In September 2014, a new law in New Hampshire made it illegal to take a photograph within a voting booth in the state. If you decided to share a photo of yourself and your ballot, the state could have issued you a fine of up to $1,000. Today a judge struck down the law in response to a lawsuit filed by the American Civil Liberties Union (ACLU).
According to Times Union, the law was originally drafted by lawmakers who felt that “someone who wanted to coerce voters could insist on seeing pictures of their ballots to prove how they voted.” Other defendants such as Representative Timothy Horrigon felt that “the new high-tech methods of showing a ballot absolutely could be used to further a serious vote-buying scheme.”
— Leon H Rideout (@RepRideout) September 10, 2014
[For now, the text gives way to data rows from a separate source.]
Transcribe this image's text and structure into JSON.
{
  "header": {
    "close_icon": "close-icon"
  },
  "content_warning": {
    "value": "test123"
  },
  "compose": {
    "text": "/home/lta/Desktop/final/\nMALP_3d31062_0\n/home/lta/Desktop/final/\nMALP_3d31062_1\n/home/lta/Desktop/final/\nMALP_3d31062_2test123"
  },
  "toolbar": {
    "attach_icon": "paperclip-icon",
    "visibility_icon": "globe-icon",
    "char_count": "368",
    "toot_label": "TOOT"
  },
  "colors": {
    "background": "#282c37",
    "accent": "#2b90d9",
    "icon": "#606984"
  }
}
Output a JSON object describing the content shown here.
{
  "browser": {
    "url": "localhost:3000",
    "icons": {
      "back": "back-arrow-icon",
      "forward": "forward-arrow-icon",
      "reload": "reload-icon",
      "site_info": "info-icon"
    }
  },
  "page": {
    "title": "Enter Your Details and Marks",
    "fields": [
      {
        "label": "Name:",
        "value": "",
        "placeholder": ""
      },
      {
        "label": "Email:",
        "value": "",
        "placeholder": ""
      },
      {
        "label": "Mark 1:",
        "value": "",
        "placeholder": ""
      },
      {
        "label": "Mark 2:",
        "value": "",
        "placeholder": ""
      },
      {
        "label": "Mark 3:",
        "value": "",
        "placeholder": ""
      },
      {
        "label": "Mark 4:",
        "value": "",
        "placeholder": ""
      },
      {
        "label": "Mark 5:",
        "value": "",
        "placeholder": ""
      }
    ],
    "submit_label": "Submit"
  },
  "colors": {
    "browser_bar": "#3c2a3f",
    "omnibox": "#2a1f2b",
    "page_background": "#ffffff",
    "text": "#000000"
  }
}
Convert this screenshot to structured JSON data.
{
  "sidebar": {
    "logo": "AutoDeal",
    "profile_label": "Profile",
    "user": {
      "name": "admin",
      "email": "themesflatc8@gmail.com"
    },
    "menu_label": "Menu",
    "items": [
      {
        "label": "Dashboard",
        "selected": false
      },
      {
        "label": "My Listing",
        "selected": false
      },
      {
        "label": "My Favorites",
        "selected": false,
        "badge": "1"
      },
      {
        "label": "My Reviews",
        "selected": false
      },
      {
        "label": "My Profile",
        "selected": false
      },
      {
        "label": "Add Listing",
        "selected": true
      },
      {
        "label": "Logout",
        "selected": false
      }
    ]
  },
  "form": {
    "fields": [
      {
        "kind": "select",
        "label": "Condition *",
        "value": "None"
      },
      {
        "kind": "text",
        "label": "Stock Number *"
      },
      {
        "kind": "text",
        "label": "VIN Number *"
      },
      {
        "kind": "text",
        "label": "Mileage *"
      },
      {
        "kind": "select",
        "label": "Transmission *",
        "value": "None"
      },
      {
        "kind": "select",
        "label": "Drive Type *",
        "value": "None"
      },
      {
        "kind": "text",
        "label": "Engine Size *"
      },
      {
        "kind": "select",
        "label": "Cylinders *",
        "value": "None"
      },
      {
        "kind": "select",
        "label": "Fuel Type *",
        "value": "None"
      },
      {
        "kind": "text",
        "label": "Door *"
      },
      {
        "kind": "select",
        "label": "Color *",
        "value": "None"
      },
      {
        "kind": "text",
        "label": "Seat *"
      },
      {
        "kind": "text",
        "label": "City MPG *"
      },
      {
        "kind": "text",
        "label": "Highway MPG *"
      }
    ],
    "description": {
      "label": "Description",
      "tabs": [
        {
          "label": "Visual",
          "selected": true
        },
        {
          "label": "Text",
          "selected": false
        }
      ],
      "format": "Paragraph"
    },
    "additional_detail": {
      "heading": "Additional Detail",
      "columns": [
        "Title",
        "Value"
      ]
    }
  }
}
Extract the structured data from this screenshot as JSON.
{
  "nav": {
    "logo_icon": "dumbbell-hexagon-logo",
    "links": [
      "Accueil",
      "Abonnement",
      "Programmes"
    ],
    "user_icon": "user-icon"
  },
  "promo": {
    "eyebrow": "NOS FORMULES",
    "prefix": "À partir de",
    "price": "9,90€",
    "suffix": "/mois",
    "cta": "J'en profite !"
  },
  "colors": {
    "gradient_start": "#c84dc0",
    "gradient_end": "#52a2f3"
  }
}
The ACLU originally stepped in to protect three individuals who were being investigated for breaking the no-photography law. After deliberation, U.S. District Court Judge Paul Barbadoro decided that the law amounted to pure speculation, as lawyers for the state noted that there are currently “no known cases of vote-buying or coercion in New Hampshire.”
Barbadoro even took a minute to mock the idea, saying: “‘You think people are going to post a photo on Facebook? I’m a proud seller of my vote! I just sold my vote for $25!’ At some level, you have to use common sense.”
“The law at issue is a content-based restriction on speech that deprives voters of one of their most powerful means of letting the world know how they voted.”
The “decision is a victory for the First Amendment,” says ACLU legal director Gilles Bissonnette. “Political speech is essential to a functioning democracy.” And that speech includes the sharing of photos online.
Image credits: Lead photo by Alex Lee